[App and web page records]
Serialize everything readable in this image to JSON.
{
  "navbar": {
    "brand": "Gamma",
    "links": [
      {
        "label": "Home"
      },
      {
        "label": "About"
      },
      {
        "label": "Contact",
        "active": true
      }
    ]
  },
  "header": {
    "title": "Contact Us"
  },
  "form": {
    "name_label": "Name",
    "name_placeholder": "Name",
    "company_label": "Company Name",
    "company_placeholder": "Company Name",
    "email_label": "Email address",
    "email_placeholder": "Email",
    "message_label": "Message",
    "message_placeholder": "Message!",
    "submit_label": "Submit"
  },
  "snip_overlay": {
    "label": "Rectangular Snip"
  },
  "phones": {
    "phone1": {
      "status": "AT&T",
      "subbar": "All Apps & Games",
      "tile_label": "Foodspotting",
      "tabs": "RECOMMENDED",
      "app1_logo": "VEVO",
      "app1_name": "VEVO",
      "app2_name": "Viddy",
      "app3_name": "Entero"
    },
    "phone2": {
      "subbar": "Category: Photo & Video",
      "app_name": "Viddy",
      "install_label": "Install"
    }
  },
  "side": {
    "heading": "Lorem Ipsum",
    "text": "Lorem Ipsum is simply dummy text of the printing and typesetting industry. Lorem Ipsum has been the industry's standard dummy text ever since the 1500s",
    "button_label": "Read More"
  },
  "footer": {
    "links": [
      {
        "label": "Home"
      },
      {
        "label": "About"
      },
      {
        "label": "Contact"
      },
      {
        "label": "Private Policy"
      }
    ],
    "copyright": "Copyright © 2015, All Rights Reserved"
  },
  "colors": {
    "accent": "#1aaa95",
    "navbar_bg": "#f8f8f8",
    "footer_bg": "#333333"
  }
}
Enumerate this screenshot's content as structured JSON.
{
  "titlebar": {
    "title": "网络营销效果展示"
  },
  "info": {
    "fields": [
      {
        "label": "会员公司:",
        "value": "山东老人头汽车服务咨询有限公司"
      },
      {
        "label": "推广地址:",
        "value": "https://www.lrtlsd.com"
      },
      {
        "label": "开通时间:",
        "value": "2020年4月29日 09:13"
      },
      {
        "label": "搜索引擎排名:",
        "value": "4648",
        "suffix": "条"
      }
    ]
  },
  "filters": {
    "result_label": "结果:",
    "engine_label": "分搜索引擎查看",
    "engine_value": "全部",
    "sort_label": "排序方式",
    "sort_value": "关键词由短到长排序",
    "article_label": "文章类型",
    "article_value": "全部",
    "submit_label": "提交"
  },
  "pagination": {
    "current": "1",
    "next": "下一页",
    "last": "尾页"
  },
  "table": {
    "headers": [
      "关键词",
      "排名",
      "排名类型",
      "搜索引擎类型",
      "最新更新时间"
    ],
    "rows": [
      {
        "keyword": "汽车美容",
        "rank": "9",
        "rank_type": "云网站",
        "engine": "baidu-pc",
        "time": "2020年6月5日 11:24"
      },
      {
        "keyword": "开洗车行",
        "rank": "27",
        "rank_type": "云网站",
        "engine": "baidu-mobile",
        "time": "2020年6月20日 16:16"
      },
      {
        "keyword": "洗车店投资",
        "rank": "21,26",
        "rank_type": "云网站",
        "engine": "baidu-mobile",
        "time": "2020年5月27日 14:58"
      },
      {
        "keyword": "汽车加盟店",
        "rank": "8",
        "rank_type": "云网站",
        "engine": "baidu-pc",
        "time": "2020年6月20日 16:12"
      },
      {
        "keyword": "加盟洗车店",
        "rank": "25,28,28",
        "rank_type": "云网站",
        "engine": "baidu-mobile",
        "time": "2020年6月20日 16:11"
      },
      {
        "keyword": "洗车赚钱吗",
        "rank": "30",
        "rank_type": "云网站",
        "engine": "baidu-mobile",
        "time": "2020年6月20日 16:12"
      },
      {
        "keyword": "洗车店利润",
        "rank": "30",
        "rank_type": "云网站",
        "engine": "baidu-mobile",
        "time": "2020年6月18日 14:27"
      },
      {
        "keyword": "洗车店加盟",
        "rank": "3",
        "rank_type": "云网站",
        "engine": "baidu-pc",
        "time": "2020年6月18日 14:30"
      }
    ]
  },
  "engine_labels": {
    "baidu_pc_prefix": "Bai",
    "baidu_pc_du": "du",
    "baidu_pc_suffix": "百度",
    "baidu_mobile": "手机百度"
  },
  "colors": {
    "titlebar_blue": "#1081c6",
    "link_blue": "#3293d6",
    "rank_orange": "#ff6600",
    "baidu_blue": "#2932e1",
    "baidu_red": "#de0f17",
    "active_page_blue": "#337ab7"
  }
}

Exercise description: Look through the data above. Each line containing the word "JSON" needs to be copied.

Reply to the exercise:
Serialize everything readable in this image to JSON.
Enumerate this screenshot's content as structured JSON.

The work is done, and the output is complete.